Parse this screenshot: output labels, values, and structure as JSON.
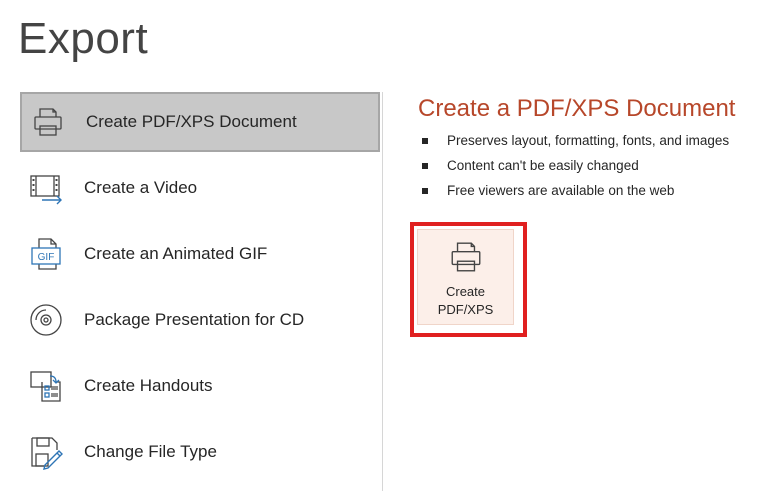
{
  "page": {
    "title": "Export"
  },
  "menu": {
    "items": [
      {
        "label": "Create PDF/XPS Document",
        "icon": "printer-icon",
        "selected": true
      },
      {
        "label": "Create a Video",
        "icon": "video-icon",
        "selected": false
      },
      {
        "label": "Create an Animated GIF",
        "icon": "gif-icon",
        "selected": false
      },
      {
        "label": "Package Presentation for CD",
        "icon": "cd-icon",
        "selected": false
      },
      {
        "label": "Create Handouts",
        "icon": "handouts-icon",
        "selected": false
      },
      {
        "label": "Change File Type",
        "icon": "change-file-type-icon",
        "selected": false
      }
    ]
  },
  "detail": {
    "title": "Create a PDF/XPS Document",
    "bullets": [
      "Preserves layout, formatting, fonts, and images",
      "Content can't be easily changed",
      "Free viewers are available on the web"
    ],
    "button": {
      "line1": "Create",
      "line2": "PDF/XPS",
      "icon": "printer-icon"
    }
  },
  "gif_icon_text": "GIF",
  "colors": {
    "accent": "#b7472a",
    "selected_bg": "#c8c8c8",
    "highlight": "#e02020",
    "button_bg": "#fcefe9"
  }
}
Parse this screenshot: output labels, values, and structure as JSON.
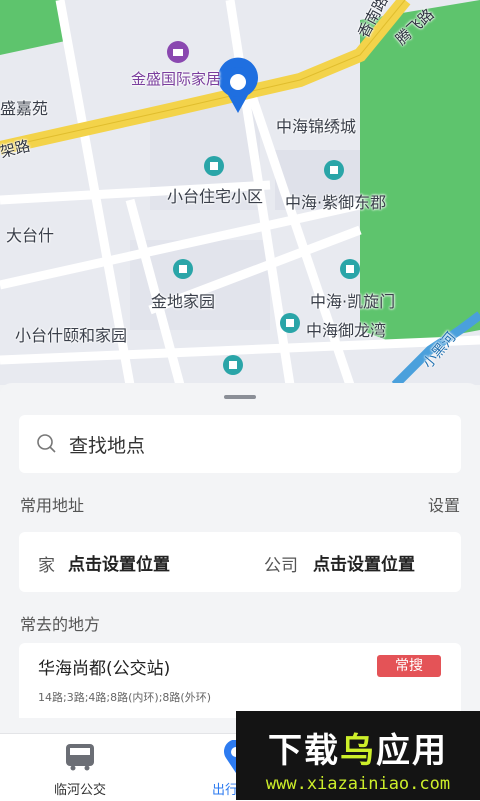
{
  "map": {
    "labels": {
      "jinsheng": "金盛国际家居",
      "tengfei_road": "腾飞路",
      "top_road": "香南路",
      "left_area": "盛嘉苑",
      "jia_road": "架路",
      "zhonghai_jinxiu": "中海锦绣城",
      "xiaotai_residential": "小台住宅小区",
      "zhonghai_ziyu": "中海·紫御东郡",
      "datai": "大台什",
      "jindi": "金地家园",
      "zhonghai_kaixuan": "中海·凯旋门",
      "xiaotai_yihe": "小台什颐和家园",
      "zhonghai_yulong": "中海御龙湾",
      "river": "小黑河"
    }
  },
  "panel": {
    "search_placeholder": "查找地点",
    "common_address_title": "常用地址",
    "settings_label": "设置",
    "home_label": "家",
    "home_value": "点击设置位置",
    "company_label": "公司",
    "company_value": "点击设置位置",
    "frequent_title": "常去的地方",
    "frequent_items": [
      {
        "name": "华海尚都(公交站)",
        "badge": "常搜",
        "routes": "14路;3路;4路;8路(内环);8路(外环)"
      }
    ]
  },
  "tabbar": {
    "tabs": [
      {
        "label": "临河公交",
        "icon": "bus-icon"
      },
      {
        "label": "出行",
        "icon": "location-icon"
      }
    ]
  },
  "watermark": {
    "title_part1": "下载",
    "title_part2": "乌",
    "title_part3": "应用",
    "url": "www.xiazainiao.com"
  },
  "colors": {
    "accent_blue": "#2d7bf0",
    "badge_red": "#e45357",
    "road_yellow": "#f3d34a",
    "park_green": "#5ec46d"
  }
}
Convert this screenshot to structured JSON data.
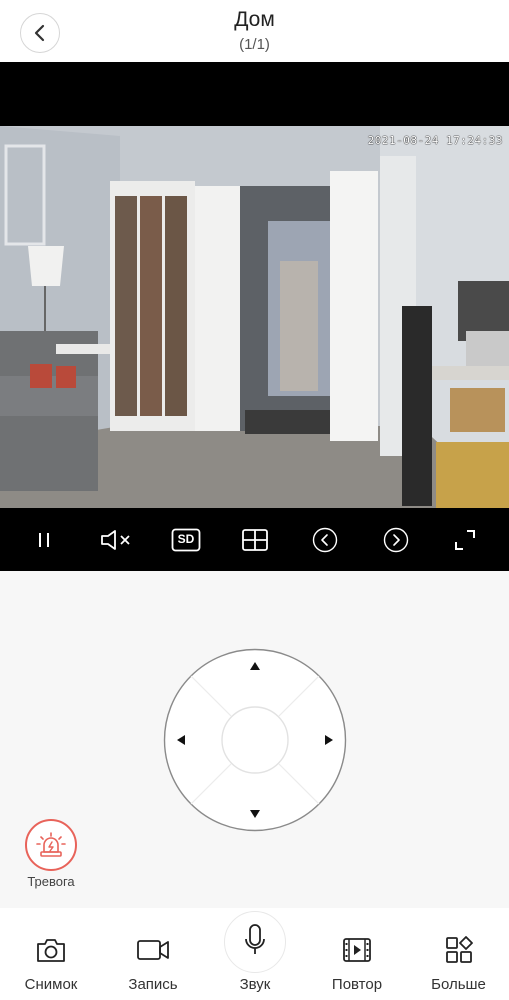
{
  "header": {
    "title": "Дом",
    "subtitle": "(1/1)",
    "back_icon": "chevron-left-icon"
  },
  "video": {
    "timestamp": "2021-08-24 17:24:33"
  },
  "controls": {
    "items": [
      {
        "name": "pause",
        "icon": "pause-icon"
      },
      {
        "name": "mute",
        "icon": "speaker-muted-icon"
      },
      {
        "name": "quality",
        "icon": "sd-quality-icon",
        "label": "SD"
      },
      {
        "name": "multiview",
        "icon": "grid-view-icon"
      },
      {
        "name": "prev",
        "icon": "arrow-left-circle-icon"
      },
      {
        "name": "next",
        "icon": "arrow-right-circle-icon"
      },
      {
        "name": "fullscreen",
        "icon": "fullscreen-icon"
      }
    ]
  },
  "ptz": {
    "joystick_icon": "direction-pad-icon"
  },
  "alarm": {
    "label": "Тревога",
    "icon": "siren-icon",
    "color": "#e8635a"
  },
  "tabs": [
    {
      "label": "Снимок",
      "icon": "camera-icon"
    },
    {
      "label": "Запись",
      "icon": "video-camera-icon"
    },
    {
      "label": "Звук",
      "icon": "microphone-icon"
    },
    {
      "label": "Повтор",
      "icon": "film-playback-icon"
    },
    {
      "label": "Больше",
      "icon": "more-grid-icon"
    }
  ]
}
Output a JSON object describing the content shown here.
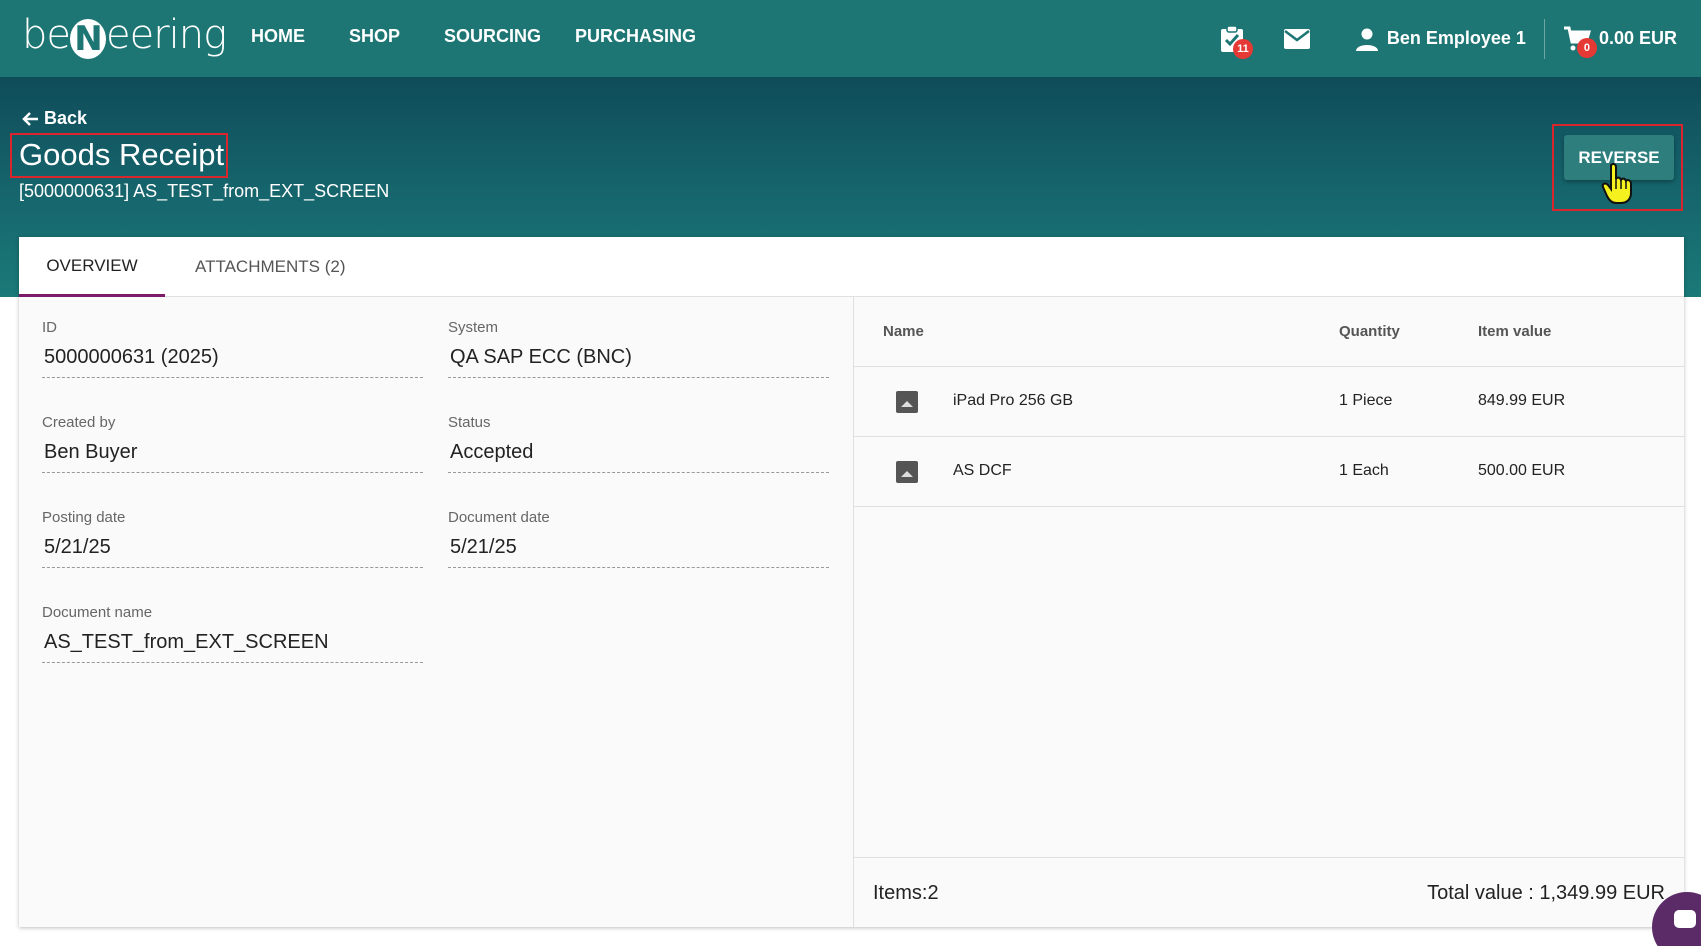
{
  "brand": {
    "logo_prefix": "be",
    "logo_n": "N",
    "logo_suffix": "eering"
  },
  "nav": {
    "items": [
      "HOME",
      "SHOP",
      "SOURCING",
      "PURCHASING"
    ]
  },
  "header_right": {
    "tasks_badge": "11",
    "user_name": "Ben Employee 1",
    "cart_badge": "0",
    "cart_total": "0.00 EUR"
  },
  "page": {
    "back_label": "Back",
    "title": "Goods Receipt",
    "subtitle": "[5000000631] AS_TEST_from_EXT_SCREEN",
    "reverse_label": "REVERSE"
  },
  "tabs": [
    {
      "label": "OVERVIEW"
    },
    {
      "label": "ATTACHMENTS (2)"
    }
  ],
  "fields": {
    "id": {
      "label": "ID",
      "value": "5000000631 (2025)"
    },
    "system": {
      "label": "System",
      "value": "QA SAP ECC (BNC)"
    },
    "created_by": {
      "label": "Created by",
      "value": "Ben Buyer"
    },
    "status": {
      "label": "Status",
      "value": "Accepted"
    },
    "posting_date": {
      "label": "Posting date",
      "value": "5/21/25"
    },
    "document_date": {
      "label": "Document date",
      "value": "5/21/25"
    },
    "document_name": {
      "label": "Document name",
      "value": "AS_TEST_from_EXT_SCREEN"
    }
  },
  "items_table": {
    "columns": [
      "Name",
      "Quantity",
      "Item value"
    ],
    "rows": [
      {
        "name": "iPad Pro 256 GB",
        "quantity": "1 Piece",
        "value": "849.99 EUR"
      },
      {
        "name": "AS DCF",
        "quantity": "1 Each",
        "value": "500.00 EUR"
      }
    ],
    "items_count": "Items:2",
    "total_value": "Total value : 1,349.99 EUR"
  },
  "colors": {
    "topbar": "#1d7674",
    "tab_indicator": "#7b1b6a",
    "highlight_border": "#d9262c",
    "badge": "#e53935"
  }
}
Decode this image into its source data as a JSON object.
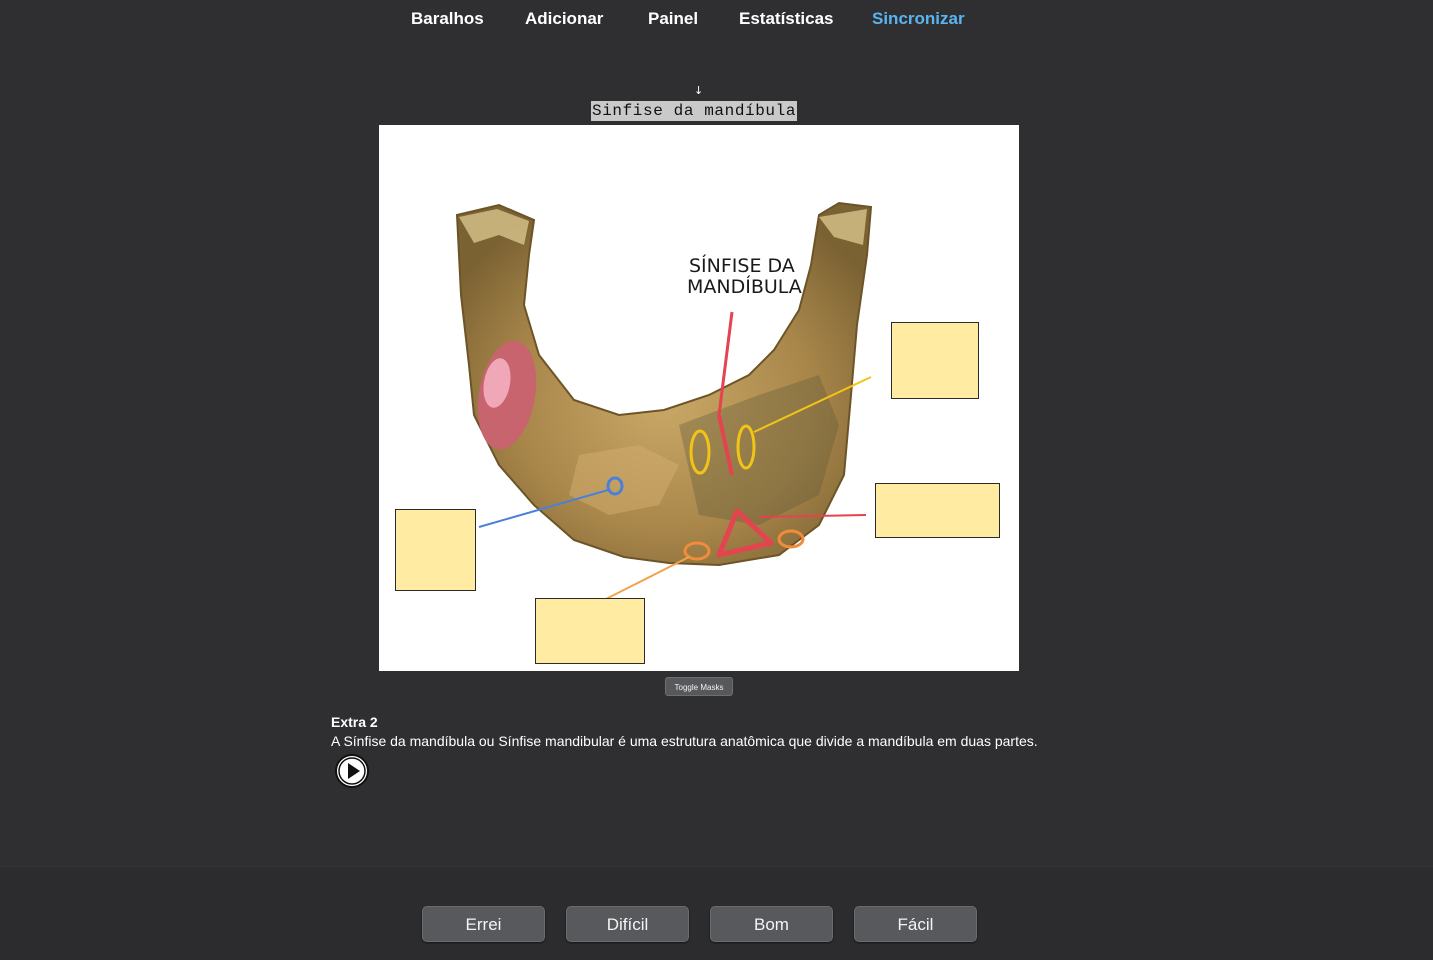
{
  "nav": {
    "items": [
      "Baralhos",
      "Adicionar",
      "Painel",
      "Estatísticas"
    ],
    "sync": "Sincronizar",
    "sync_color": "#5ab4f0"
  },
  "card": {
    "arrow": "↓",
    "title": "Sinfise da mandíbula",
    "image_caption": [
      "SÍNFISE DA",
      "MANDÍBULA"
    ],
    "mask_color": "#ffeba2",
    "masks_count": 5
  },
  "toggle_masks": "Toggle Masks",
  "extra": {
    "title": "Extra 2",
    "text": "A Sínfise da mandíbula ou Sínfise mandibular é uma estrutura anatômica que divide a mandíbula em duas partes."
  },
  "play_icon": "play-circle-icon",
  "answer_buttons": [
    "Errei",
    "Difícil",
    "Bom",
    "Fácil"
  ]
}
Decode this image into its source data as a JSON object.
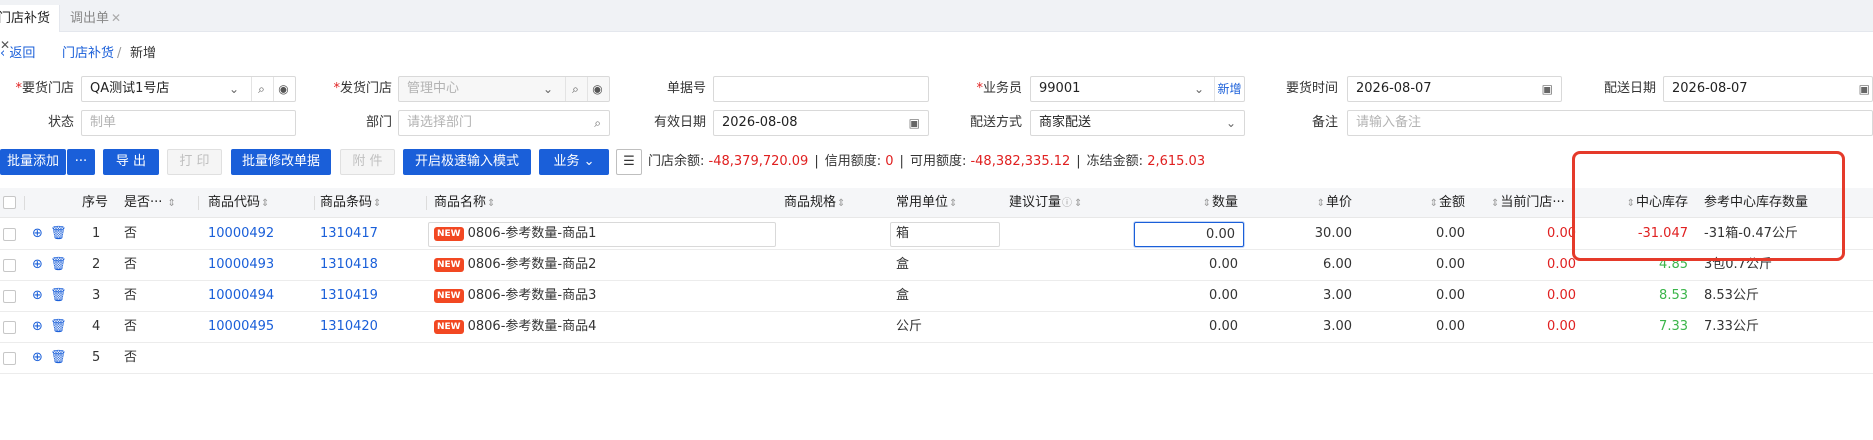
{
  "tabs": [
    {
      "label": "门店补货",
      "close": "✕"
    },
    {
      "label": "调出单",
      "close": "✕"
    }
  ],
  "breadcrumb": {
    "back": "返回",
    "parent": "门店补货",
    "separator": "/",
    "current": "新增"
  },
  "form": {
    "request_store": {
      "label": "要货门店",
      "value": "QA测试1号店"
    },
    "ship_store": {
      "label": "发货门店",
      "placeholder": "管理中心"
    },
    "doc_no": {
      "label": "单据号",
      "value": ""
    },
    "salesman": {
      "label": "业务员",
      "value": "99001",
      "add": "新增"
    },
    "request_time": {
      "label": "要货时间",
      "value": "2026-08-07"
    },
    "delivery_date": {
      "label": "配送日期",
      "value": "2026-08-07"
    },
    "status": {
      "label": "状态",
      "placeholder": "制单"
    },
    "department": {
      "label": "部门",
      "placeholder": "请选择部门"
    },
    "valid_date": {
      "label": "有效日期",
      "value": "2026-08-08"
    },
    "delivery_method": {
      "label": "配送方式",
      "value": "商家配送"
    },
    "remark": {
      "label": "备注",
      "placeholder": "请输入备注"
    }
  },
  "toolbar": {
    "batch_add": "批量添加",
    "more": "···",
    "export": "导 出",
    "print": "打 印",
    "batch_edit": "批量修改单据",
    "attachment": "附 件",
    "quick_input": "开启极速输入模式",
    "business": "业务"
  },
  "summary": {
    "store_balance_label": "门店余额:",
    "store_balance": "-48,379,720.09",
    "credit_label": "信用额度:",
    "credit": "0",
    "available_label": "可用额度:",
    "available": "-48,382,335.12",
    "frozen_label": "冻结金额:",
    "frozen": "2,615.03"
  },
  "table": {
    "headers": {
      "seq": "序号",
      "gift": "是否···",
      "code": "商品代码",
      "barcode": "商品条码",
      "name": "商品名称",
      "spec": "商品规格",
      "unit": "常用单位",
      "suggest": "建议订量",
      "qty": "数量",
      "price": "单价",
      "amount": "金额",
      "store_stock": "当前门店···",
      "center_stock": "中心库存",
      "ref_center_stock": "参考中心库存数量"
    },
    "rows": [
      {
        "seq": "1",
        "gift": "否",
        "code": "10000492",
        "barcode": "1310417",
        "badge": "NEW",
        "name": "0806-参考数量-商品1",
        "unit": "箱",
        "qty": "0.00",
        "price": "30.00",
        "amount": "0.00",
        "store_stock": "0.00",
        "center_stock": "-31.047",
        "ref_center_stock": "-31箱-0.47公斤"
      },
      {
        "seq": "2",
        "gift": "否",
        "code": "10000493",
        "barcode": "1310418",
        "badge": "NEW",
        "name": "0806-参考数量-商品2",
        "unit": "盒",
        "qty": "0.00",
        "price": "6.00",
        "amount": "0.00",
        "store_stock": "0.00",
        "center_stock": "4.85",
        "ref_center_stock": "3包0.7公斤"
      },
      {
        "seq": "3",
        "gift": "否",
        "code": "10000494",
        "barcode": "1310419",
        "badge": "NEW",
        "name": "0806-参考数量-商品3",
        "unit": "盒",
        "qty": "0.00",
        "price": "3.00",
        "amount": "0.00",
        "store_stock": "0.00",
        "center_stock": "8.53",
        "ref_center_stock": "8.53公斤"
      },
      {
        "seq": "4",
        "gift": "否",
        "code": "10000495",
        "barcode": "1310420",
        "badge": "NEW",
        "name": "0806-参考数量-商品4",
        "unit": "公斤",
        "qty": "0.00",
        "price": "3.00",
        "amount": "0.00",
        "store_stock": "0.00",
        "center_stock": "7.33",
        "ref_center_stock": "7.33公斤"
      },
      {
        "seq": "5",
        "gift": "否"
      }
    ]
  },
  "colors": {
    "primary": "#1a5fd9",
    "negative": "#e02020",
    "positive": "#3bb54a",
    "highlight": "#e53a2a"
  }
}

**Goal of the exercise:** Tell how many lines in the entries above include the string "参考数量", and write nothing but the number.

**The completed task:** 4